++++ Data for this exercise ++++

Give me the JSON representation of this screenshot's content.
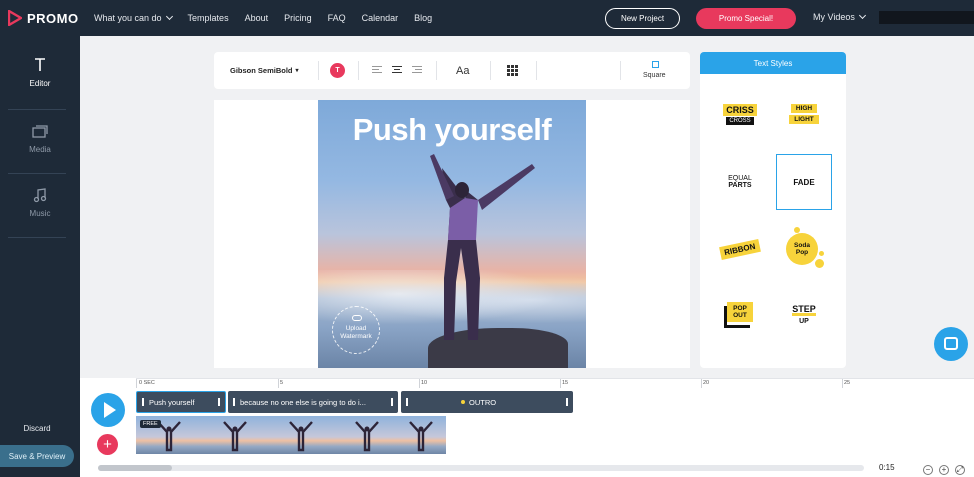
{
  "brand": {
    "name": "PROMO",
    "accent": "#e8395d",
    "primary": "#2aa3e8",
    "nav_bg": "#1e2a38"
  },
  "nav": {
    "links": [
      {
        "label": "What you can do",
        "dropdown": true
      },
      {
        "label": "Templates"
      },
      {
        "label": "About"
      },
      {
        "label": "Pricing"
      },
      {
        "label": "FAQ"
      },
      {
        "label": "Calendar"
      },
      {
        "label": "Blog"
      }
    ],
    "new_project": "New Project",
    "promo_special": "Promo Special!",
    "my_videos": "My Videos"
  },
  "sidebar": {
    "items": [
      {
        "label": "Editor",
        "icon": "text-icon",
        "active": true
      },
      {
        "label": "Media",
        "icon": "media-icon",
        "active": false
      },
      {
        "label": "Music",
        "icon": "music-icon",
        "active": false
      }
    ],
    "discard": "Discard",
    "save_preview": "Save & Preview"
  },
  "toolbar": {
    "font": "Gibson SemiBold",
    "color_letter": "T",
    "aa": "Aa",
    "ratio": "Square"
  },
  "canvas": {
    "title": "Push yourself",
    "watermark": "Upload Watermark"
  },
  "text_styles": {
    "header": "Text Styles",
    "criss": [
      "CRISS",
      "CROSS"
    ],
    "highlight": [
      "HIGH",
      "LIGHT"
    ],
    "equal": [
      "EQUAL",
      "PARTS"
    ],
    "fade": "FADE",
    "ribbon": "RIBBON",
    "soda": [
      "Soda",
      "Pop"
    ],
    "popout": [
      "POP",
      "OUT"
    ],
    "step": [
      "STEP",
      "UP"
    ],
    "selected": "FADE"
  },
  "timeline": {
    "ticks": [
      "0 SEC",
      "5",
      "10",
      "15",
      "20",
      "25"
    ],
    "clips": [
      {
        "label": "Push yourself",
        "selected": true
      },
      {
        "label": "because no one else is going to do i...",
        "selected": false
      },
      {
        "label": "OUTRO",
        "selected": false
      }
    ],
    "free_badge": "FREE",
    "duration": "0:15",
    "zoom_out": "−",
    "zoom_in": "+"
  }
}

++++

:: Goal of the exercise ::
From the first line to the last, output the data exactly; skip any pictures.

:: Response ::
Give me the JSON representation of this screenshot's content.
{
  "brand": {
    "name": "PROMO",
    "accent": "#e8395d",
    "primary": "#2aa3e8",
    "nav_bg": "#1e2a38"
  },
  "nav": {
    "links": [
      {
        "label": "What you can do",
        "dropdown": true
      },
      {
        "label": "Templates"
      },
      {
        "label": "About"
      },
      {
        "label": "Pricing"
      },
      {
        "label": "FAQ"
      },
      {
        "label": "Calendar"
      },
      {
        "label": "Blog"
      }
    ],
    "new_project": "New Project",
    "promo_special": "Promo Special!",
    "my_videos": "My Videos"
  },
  "sidebar": {
    "items": [
      {
        "label": "Editor",
        "icon": "text-icon",
        "active": true
      },
      {
        "label": "Media",
        "icon": "media-icon",
        "active": false
      },
      {
        "label": "Music",
        "icon": "music-icon",
        "active": false
      }
    ],
    "discard": "Discard",
    "save_preview": "Save & Preview"
  },
  "toolbar": {
    "font": "Gibson SemiBold",
    "color_letter": "T",
    "aa": "Aa",
    "ratio": "Square"
  },
  "canvas": {
    "title": "Push yourself",
    "watermark": "Upload Watermark"
  },
  "text_styles": {
    "header": "Text Styles",
    "criss": [
      "CRISS",
      "CROSS"
    ],
    "highlight": [
      "HIGH",
      "LIGHT"
    ],
    "equal": [
      "EQUAL",
      "PARTS"
    ],
    "fade": "FADE",
    "ribbon": "RIBBON",
    "soda": [
      "Soda",
      "Pop"
    ],
    "popout": [
      "POP",
      "OUT"
    ],
    "step": [
      "STEP",
      "UP"
    ],
    "selected": "FADE"
  },
  "timeline": {
    "ticks": [
      "0 SEC",
      "5",
      "10",
      "15",
      "20",
      "25"
    ],
    "clips": [
      {
        "label": "Push yourself",
        "selected": true
      },
      {
        "label": "because no one else is going to do i...",
        "selected": false
      },
      {
        "label": "OUTRO",
        "selected": false
      }
    ],
    "free_badge": "FREE",
    "duration": "0:15",
    "zoom_out": "−",
    "zoom_in": "+"
  }
}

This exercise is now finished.